You can't be selective in your conclusion? Is it too much effort to sift through differing opinions? Obviously. And that's where his stupidity takes over the stage. Quite a bit of black people have expressed a desire for compensation and many of them live in the U.S. Of course, that isn't to say that Africans around the world can't carry that opinion, too, but this guy just goes on and on about this profiled type of blacks, as if there aren't other types of Africans around the world far beyond the scope of what he can imagine. To him, they all want a hand out, are ghetto, and uneducated.There are Africans in third world countries who have little to nothing to survive on and live self-sufficiently without expecting any assistance. Some of them never leave their home country and know multiple languages. He only knows what he observes and what he chooses to keep his eyes glued to.

After the burdensome process of being offended by his ignorance and callousness, I'm left saddened and in a twisted way morbidly curious of his resilience against open-mindedness. This guy demonstrated unintelligence, but he's actually rather smart, quick-minded, and educated. He can think expansively. If I carried his belief and thought all black people were idiots and saw how many blacks there are, I would've become desperate to find the ones that are intelligent because I don't want to think that they're all horrible. Wouldn't it be better if they were good people?

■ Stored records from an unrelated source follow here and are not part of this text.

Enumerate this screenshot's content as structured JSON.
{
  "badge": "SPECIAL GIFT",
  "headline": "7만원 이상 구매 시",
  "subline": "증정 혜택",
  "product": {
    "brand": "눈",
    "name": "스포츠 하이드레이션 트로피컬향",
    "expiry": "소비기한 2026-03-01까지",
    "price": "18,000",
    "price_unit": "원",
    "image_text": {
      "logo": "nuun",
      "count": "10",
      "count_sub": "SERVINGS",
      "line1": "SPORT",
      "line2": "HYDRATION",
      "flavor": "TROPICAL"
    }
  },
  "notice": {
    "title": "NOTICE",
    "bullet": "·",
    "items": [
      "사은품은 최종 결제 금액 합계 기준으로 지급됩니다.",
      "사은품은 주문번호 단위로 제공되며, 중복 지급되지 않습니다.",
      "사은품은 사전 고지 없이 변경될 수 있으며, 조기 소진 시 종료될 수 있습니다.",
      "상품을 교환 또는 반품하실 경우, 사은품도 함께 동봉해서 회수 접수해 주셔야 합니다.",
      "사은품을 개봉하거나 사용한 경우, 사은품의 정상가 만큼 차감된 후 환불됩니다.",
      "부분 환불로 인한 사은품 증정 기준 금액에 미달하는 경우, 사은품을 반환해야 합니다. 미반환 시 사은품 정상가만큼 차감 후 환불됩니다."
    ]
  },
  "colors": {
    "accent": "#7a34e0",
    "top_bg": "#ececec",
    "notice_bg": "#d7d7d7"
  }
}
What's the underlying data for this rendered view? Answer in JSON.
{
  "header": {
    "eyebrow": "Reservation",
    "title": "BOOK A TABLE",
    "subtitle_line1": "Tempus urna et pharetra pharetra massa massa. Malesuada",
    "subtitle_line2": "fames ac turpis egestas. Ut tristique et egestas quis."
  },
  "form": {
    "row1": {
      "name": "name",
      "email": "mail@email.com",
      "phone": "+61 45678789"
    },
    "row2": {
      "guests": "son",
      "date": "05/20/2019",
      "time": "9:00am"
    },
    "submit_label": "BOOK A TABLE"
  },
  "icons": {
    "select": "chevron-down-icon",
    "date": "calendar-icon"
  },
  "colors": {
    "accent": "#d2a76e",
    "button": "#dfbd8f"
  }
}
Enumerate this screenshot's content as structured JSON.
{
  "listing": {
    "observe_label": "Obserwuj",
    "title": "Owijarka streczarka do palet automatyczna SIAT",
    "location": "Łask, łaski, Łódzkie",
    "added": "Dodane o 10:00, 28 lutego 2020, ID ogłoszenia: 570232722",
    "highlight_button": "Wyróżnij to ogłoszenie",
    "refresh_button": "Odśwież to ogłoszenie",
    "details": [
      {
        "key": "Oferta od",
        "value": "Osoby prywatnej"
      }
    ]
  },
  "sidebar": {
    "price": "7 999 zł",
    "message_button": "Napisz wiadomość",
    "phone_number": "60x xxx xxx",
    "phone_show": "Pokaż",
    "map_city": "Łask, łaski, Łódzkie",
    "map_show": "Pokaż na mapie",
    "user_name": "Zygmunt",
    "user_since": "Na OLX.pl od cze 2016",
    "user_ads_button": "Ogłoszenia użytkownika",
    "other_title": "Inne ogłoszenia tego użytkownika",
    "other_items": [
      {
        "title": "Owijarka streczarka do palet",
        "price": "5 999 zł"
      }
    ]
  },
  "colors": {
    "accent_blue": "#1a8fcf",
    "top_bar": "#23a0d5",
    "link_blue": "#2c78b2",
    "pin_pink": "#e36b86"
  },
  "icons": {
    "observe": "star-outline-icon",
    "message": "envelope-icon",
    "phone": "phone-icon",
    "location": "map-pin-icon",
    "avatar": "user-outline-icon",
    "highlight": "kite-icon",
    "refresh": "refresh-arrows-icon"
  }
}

I'm sure I veered off in a selfishly discombobulated way, but it really makes wonder how people can be okay with being so hateful. It's a conflicting, violent feeling. It's unpleasant and negative. It has adverse effects. Why would you be content in that state of mind?

This actually means more to me than I'm willing to express. I don't feel that my black friends need to be defended for their beauty, maturity, success, intelligence, creativity, and all the other amazing qualities they possess because to me this isn't an argument I feel I have to win. This is just me processing all of this. But it was hurtful to me and not because I grew up in San Francisco and we're unbelievably tolerant or that so many of my friends are black, along with every other race you can think of. More importantly, my mother's white and my brother's white and black. They saved me when they adopted me. For anyone to hate them without knowing them is more of a loss for you than it ever will be for them. But it still stings.

Wednesday, March 2, 2011

Everything is Going to be Okay

*This is an old entry I forgot to post.

When you feel beaten and unwanted, it's hard to believe that everything's going to be okay. When I saw how pulverized someone is and I hear them say those words, I just thought they said it cuz they needed to believe it, as if telling themselves that made the pain any less severe. Now that I'm going through it, I realized that the sting burns just as sharply no matter what you tell yourself. So what reason would anyone have to lie to themselves? You're already exposed and vulnerable. Lying to yourself won't change any of that. So maybe just maybe it actually is going to, in fact, be okay and that light at the end of the tunnel isn't an illusion. Someday, probably not as soon as I'd like it to be, I'll be a part of that light and everything is going to be okay.